DATA UNDER STUDY =>

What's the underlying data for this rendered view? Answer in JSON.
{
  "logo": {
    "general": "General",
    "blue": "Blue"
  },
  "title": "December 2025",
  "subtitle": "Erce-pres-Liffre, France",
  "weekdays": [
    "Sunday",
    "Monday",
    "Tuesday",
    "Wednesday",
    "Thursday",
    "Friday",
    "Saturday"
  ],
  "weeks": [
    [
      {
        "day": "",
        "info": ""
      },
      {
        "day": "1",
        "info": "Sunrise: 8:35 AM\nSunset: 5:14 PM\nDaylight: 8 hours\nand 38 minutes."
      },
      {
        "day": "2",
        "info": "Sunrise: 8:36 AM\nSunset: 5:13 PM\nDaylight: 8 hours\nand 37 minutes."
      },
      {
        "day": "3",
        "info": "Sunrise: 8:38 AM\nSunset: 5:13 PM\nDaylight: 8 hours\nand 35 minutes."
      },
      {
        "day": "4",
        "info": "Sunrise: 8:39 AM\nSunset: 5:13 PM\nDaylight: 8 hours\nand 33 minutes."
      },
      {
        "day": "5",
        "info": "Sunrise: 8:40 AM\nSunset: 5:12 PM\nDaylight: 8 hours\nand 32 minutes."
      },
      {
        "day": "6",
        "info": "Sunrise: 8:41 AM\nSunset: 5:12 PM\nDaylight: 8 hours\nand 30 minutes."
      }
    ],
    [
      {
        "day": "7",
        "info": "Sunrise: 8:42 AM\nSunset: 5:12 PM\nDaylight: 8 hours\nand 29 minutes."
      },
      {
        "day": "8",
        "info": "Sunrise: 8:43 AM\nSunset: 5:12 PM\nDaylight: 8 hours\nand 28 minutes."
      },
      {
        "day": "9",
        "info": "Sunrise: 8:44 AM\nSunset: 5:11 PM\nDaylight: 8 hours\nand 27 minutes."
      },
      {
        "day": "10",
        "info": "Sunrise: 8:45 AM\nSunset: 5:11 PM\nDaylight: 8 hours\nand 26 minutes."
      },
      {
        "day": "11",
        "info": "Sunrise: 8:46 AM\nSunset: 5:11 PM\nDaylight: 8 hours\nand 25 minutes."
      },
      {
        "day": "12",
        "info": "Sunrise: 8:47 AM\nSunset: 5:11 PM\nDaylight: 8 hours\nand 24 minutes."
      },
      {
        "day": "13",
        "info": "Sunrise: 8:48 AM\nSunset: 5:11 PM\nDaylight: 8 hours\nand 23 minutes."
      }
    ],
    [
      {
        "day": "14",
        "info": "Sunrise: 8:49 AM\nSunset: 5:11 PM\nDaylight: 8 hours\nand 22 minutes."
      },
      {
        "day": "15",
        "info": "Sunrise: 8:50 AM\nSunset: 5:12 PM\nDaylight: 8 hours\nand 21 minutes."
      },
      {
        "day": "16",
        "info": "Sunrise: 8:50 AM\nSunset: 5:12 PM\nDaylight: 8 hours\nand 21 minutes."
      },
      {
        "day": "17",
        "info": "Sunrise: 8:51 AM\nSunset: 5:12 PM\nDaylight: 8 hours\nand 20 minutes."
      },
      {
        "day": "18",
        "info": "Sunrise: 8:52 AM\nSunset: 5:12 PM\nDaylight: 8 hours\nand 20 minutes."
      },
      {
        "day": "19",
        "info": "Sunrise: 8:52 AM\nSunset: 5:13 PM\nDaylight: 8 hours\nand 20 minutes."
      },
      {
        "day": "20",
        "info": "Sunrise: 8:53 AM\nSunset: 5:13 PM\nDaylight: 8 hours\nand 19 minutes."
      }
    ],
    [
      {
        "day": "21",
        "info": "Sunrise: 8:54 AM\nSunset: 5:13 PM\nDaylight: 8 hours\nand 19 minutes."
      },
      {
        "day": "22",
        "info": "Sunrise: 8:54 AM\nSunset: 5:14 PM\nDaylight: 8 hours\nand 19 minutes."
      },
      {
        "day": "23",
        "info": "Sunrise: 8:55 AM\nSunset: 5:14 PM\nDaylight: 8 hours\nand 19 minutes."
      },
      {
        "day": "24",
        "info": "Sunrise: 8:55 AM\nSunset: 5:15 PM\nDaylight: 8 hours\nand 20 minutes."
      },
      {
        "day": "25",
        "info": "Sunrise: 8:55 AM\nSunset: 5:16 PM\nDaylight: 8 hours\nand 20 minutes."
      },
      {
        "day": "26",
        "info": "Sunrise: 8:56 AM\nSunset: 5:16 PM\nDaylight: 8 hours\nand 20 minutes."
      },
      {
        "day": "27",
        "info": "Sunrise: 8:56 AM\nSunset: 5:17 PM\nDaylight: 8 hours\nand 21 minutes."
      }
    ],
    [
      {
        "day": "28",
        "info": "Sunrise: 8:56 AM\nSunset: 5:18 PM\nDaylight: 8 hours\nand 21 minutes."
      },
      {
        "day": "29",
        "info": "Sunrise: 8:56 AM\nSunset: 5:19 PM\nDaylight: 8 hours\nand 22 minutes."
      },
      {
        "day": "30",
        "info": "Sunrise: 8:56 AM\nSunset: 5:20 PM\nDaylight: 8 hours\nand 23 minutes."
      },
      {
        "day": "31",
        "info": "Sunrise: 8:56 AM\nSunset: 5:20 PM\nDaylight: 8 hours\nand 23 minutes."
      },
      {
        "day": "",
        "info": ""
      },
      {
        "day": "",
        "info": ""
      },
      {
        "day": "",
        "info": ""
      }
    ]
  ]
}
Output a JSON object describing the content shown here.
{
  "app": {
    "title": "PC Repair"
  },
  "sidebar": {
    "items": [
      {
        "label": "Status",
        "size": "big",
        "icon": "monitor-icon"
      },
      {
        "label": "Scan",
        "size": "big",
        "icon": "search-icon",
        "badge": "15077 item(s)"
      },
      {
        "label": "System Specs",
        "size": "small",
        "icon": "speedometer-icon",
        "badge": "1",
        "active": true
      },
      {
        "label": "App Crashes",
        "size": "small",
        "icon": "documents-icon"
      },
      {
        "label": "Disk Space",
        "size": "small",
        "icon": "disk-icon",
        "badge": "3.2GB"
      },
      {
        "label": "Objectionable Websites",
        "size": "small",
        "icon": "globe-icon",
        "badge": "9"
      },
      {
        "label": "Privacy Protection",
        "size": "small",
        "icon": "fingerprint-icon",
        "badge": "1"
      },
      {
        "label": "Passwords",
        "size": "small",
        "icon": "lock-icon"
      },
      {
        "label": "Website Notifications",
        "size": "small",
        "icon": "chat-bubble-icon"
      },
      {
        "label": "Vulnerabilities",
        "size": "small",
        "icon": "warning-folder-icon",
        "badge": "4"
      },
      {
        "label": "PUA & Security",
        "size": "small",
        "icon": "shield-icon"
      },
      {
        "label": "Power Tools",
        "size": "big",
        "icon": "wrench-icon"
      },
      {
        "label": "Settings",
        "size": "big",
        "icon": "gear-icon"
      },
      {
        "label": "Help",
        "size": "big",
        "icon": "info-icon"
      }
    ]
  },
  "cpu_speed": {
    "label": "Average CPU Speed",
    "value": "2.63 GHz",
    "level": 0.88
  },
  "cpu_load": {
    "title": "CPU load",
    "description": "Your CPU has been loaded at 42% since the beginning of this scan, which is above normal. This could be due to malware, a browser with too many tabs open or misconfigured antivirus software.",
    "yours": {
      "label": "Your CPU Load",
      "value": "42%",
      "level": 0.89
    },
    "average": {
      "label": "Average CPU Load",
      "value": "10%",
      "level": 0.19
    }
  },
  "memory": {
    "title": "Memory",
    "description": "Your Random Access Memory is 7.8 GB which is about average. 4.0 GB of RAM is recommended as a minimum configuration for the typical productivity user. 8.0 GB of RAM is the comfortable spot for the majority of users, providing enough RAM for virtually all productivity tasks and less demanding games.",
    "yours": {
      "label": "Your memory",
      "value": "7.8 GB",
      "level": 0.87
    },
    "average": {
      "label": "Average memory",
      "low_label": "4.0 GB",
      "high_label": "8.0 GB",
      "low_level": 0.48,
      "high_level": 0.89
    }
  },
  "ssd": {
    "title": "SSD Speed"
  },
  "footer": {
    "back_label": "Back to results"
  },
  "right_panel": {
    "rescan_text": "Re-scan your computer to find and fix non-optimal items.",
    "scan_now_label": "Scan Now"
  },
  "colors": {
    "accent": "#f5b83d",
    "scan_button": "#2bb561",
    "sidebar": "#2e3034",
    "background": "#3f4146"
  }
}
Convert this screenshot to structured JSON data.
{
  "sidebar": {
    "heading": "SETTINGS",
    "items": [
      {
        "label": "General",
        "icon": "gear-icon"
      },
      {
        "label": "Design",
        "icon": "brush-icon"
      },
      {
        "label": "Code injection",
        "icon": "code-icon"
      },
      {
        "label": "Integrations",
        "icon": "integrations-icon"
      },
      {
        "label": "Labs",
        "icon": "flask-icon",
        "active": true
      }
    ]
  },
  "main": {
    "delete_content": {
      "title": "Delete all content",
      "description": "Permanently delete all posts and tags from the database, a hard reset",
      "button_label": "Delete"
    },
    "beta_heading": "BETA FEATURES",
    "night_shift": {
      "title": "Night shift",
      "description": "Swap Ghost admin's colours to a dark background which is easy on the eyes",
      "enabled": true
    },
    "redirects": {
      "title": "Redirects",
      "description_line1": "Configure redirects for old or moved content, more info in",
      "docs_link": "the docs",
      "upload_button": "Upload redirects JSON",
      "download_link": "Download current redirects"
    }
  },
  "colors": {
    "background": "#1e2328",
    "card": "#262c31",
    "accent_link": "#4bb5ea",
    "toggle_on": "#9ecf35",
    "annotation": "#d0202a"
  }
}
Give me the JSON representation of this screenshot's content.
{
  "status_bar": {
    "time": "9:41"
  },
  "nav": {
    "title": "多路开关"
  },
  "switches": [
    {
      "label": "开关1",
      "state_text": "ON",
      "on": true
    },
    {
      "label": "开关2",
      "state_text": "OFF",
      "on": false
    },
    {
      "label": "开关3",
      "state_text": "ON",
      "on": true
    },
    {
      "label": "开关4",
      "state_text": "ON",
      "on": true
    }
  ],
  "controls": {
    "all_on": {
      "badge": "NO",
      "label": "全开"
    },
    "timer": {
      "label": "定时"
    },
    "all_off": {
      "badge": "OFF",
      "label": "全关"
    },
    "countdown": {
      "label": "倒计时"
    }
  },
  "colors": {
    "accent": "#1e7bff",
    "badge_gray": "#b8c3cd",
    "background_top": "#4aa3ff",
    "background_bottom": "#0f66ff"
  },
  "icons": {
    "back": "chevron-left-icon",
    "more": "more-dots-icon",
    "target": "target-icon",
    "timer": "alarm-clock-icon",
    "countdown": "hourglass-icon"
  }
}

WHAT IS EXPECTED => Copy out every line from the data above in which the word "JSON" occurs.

TASK SOLUTION =>
What's the underlying data for this rendered view? Answer in JSON.
Output a JSON object describing the content shown here.
Convert this screenshot to structured JSON data.
      "upload_button": "Upload redirects JSON",
Give me the JSON representation of this screenshot's content.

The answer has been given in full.